▶ **Your instructions**: In the records below, find the line containing "Convert this screenshot". Output it and every line after it to the end, unchanged, with no pictures.

▶ **Stored items**:
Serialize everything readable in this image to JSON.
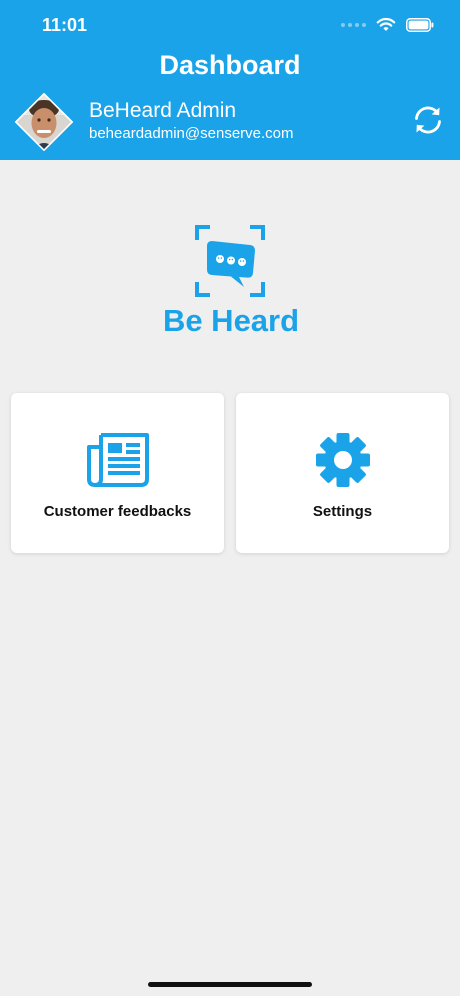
{
  "status_bar": {
    "time": "11:01"
  },
  "header": {
    "title": "Dashboard",
    "user_name": "BeHeard Admin",
    "user_email": "beheardadmin@senserve.com"
  },
  "logo": {
    "text": "Be Heard"
  },
  "cards": [
    {
      "label": "Customer feedbacks",
      "icon": "newspaper-icon"
    },
    {
      "label": "Settings",
      "icon": "gear-icon"
    }
  ],
  "colors": {
    "accent": "#1aa3e8",
    "background": "#efefef",
    "card": "#ffffff"
  }
}
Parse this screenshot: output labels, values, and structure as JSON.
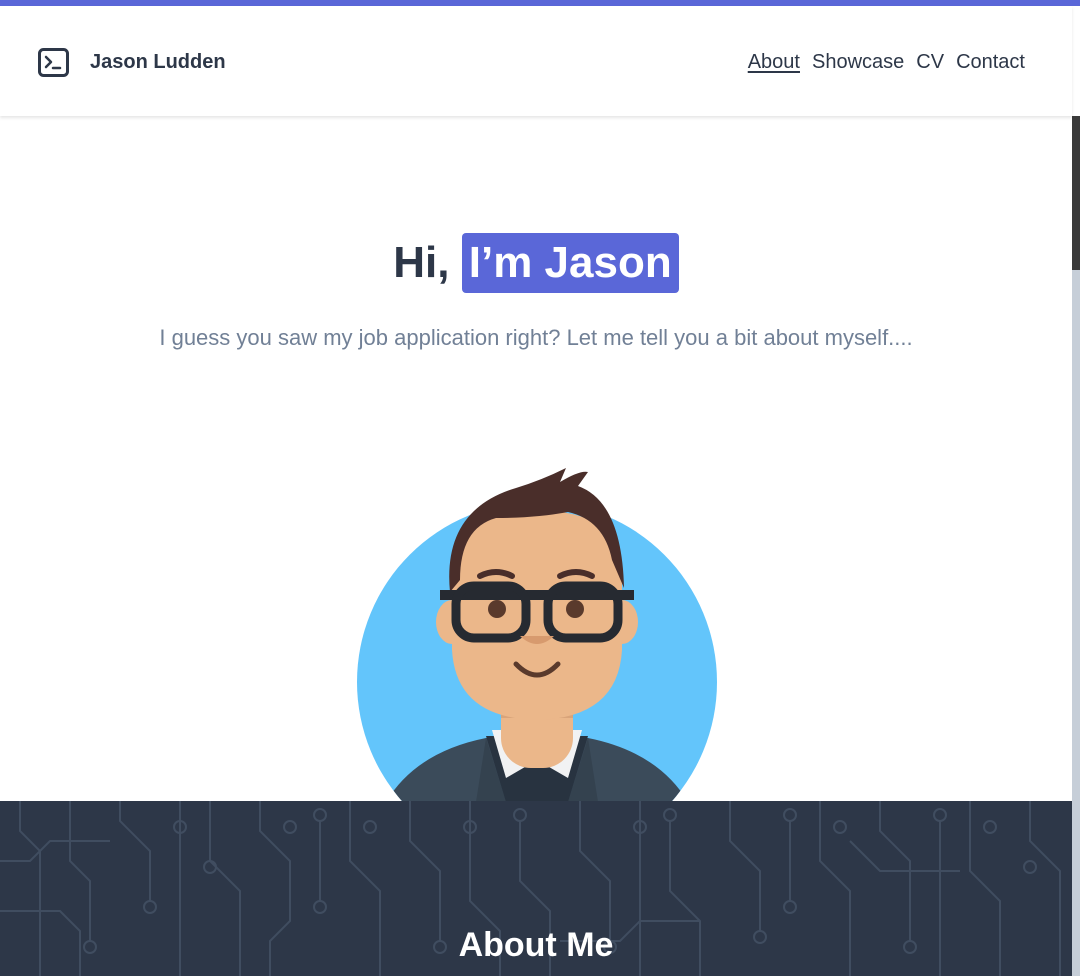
{
  "brand": {
    "name": "Jason Ludden",
    "icon": "terminal-icon"
  },
  "nav": {
    "items": [
      "About",
      "Showcase",
      "CV",
      "Contact"
    ],
    "active": "About"
  },
  "hero": {
    "greeting": "Hi,",
    "highlight": "I’m Jason",
    "subtitle": "I guess you saw my job application right? Let me tell you a bit about myself...."
  },
  "about": {
    "title": "About Me"
  },
  "colors": {
    "accent": "#5a67d8",
    "dark": "#2d3748",
    "muted": "#718096",
    "avatar_bg": "#63c5fb"
  }
}
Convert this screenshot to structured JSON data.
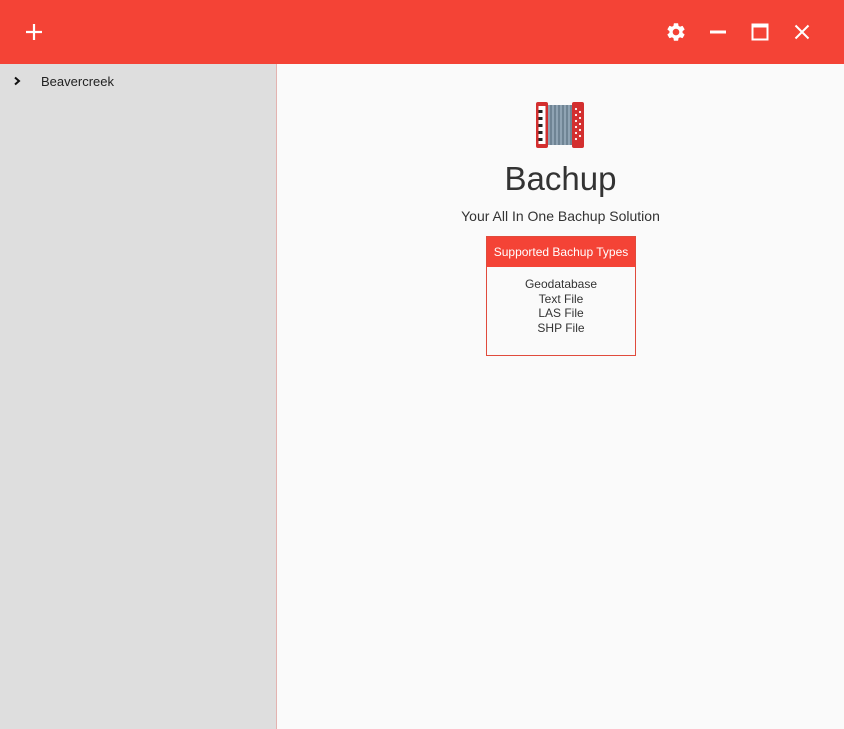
{
  "titlebar": {
    "bg_color": "#f44336",
    "add_icon": "plus-icon",
    "settings_icon": "gear-icon",
    "minimize_icon": "minimize-icon",
    "maximize_icon": "maximize-icon",
    "close_icon": "close-icon"
  },
  "sidebar": {
    "items": [
      {
        "label": "Beavercreek",
        "icon": "chevron-right-icon"
      }
    ]
  },
  "main": {
    "logo_icon": "accordion-icon",
    "title": "Bachup",
    "subtitle": "Your All In One Bachup Solution",
    "types_card": {
      "header": "Supported Bachup Types",
      "items": [
        "Geodatabase",
        "Text File",
        "LAS File",
        "SHP File"
      ]
    }
  },
  "colors": {
    "accent": "#f44336",
    "sidebar_bg": "#dedede",
    "main_bg": "#fafafa"
  }
}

▶ **Solution to the problem**:
Convert this screenshot to structured JSON data.
{
  "titlebar": {
    "bg_color": "#f44336",
    "add_icon": "plus-icon",
    "settings_icon": "gear-icon",
    "minimize_icon": "minimize-icon",
    "maximize_icon": "maximize-icon",
    "close_icon": "close-icon"
  },
  "sidebar": {
    "items": [
      {
        "label": "Beavercreek",
        "icon": "chevron-right-icon"
      }
    ]
  },
  "main": {
    "logo_icon": "accordion-icon",
    "title": "Bachup",
    "subtitle": "Your All In One Bachup Solution",
    "types_card": {
      "header": "Supported Bachup Types",
      "items": [
        "Geodatabase",
        "Text File",
        "LAS File",
        "SHP File"
      ]
    }
  },
  "colors": {
    "accent": "#f44336",
    "sidebar_bg": "#dedede",
    "main_bg": "#fafafa"
  }
}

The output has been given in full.